Five-Year Old BFFs Share Devastating Rare Disease; Spur Intercontinental Research Offering Hope to Families


Cure SPG47 

Feb 25, 2019, 11:11 ET

NEWBURYPORT, Mass.Feb. 25, 2019 /PRNewswire/ — Rare Disease Day, February 28th 2019, is the one day when those affected by a rare disease, depleted of support, direction, and optimism, rely on for heightened awareness and highlighted success stories to restore their hope. Chris and Kasey Edwards and Kevin and Angela Duffy, whose 5-year old daughters are diagnosed with the same ultra-rare neurodegenerative genetic disorder, know intimately the desperation and isolation rare disease can bring. What they never suspected, though, was the personal empowerment and the unconditional graciousness of others that would ignite a valiant endeavor towards preserving the future of their daughters and all those who receive this diagnosisAnd there is a chance these efforts will work.

Robbie Edwards and Molly Duffy were 2-years old, and only a few states apart, when they were diagnosed with SPG47, a genetic disease caused by inheriting a mutated AP4B1 gene from each parent. The only other SPG47 cases then known were nine non-verbal, paraplegic and quadriplegic, severely intellectually impaired children and young adults from four Middle Eastern families. Their life expectancy unclear, as this disease was only first recognized in 2011.

Grief and despair shifted to purpose a few months later when Chris and Kasey serendipitously learned of, and met, the Duffy family. As the tots bonded, their parents plotted. With no research or clinical trial for SPG47 existing, these parents knew that they would need to initiate it themselves. They quickly launched the non-profit Cure SPG47 to fund research towards stopping or slowing the progression of this disease.

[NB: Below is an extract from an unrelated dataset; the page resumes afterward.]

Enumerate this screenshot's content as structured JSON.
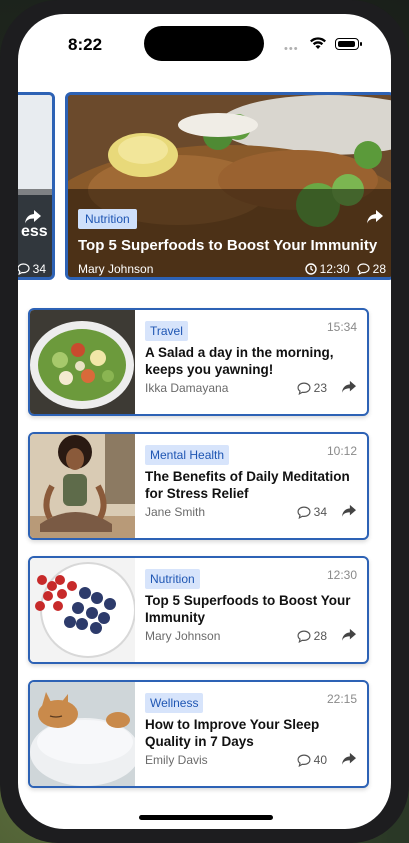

Now, Cure SPG47’s research projects are flourishing. With immense generosity from loved ones and strangers alike, they quickly raised enough money to get proof-of-concept research started. But millions of dollars are necessary to fund clinical trials and every donation helps. Early AP4B1 gene therapy research, led by Mimoun Azzouz, PhD, at the University of Sheffield, England, is showing promise. Additionally, the human neuron research program’s principal investigator, Dr. Darius Ebrahimi-Fakhari at Boston Children’s Hospital, has partnered with the Translational Neuroscience Center, and the Manton Center for Rare Disease Research to initiate an international registry and natural history study for AP-4 associated hereditary spastic paraplegia. This study has shown that when any of the AP-4 subunit genes are defective, the phenotype is essentially the same. This connects SPG47 (AP4B1) with three other SPGs: 50 (AP4M1), 51 (AP4E1) & 52 (AP4S1). Potentially, drug-screening research at Boston Children’s may help identify a treatment beneficial to all four of these diseases.  Since the registry and study began in June 2018, 44 cases of SPG47 and 111 of all four disorders have been registered. Significantly, many children with AP-4-associated HSP are diagnosed with cerebral palsy before genetic testing is obtained, thus expanding Cure SPG47’s search of patients to those with a presumed diagnosis of cerebral palsy who may be identified by genetic testing.

This Rare Disease Day, Robbie and Molly bask in a one-of-a kind friendship while their parents doggedly pursue treatment, bolstered by the remarkable efforts of their medical and personal community and buoyed by considerable research gains for SPG47. They are unwaveringly committed to sharing their story. There are others out there who could benefit from successful therapies this research may identify. They might never learn of it otherwise. And there are those who, while not impacted by SPG47 or any AP-4-associated HSP, need to know that the particular rare disease that consumes their thoughts and their lives does not necessarily mandate solitude, despair and desperation. It may incite action and collaboration; a decisive path towards treatment. Rare Disease Day is not just about rare disease. It is about life, alliances, and the extent to which people will go to preserve them.

Leave a Reply

Your email address will not be published. Required fields are marked *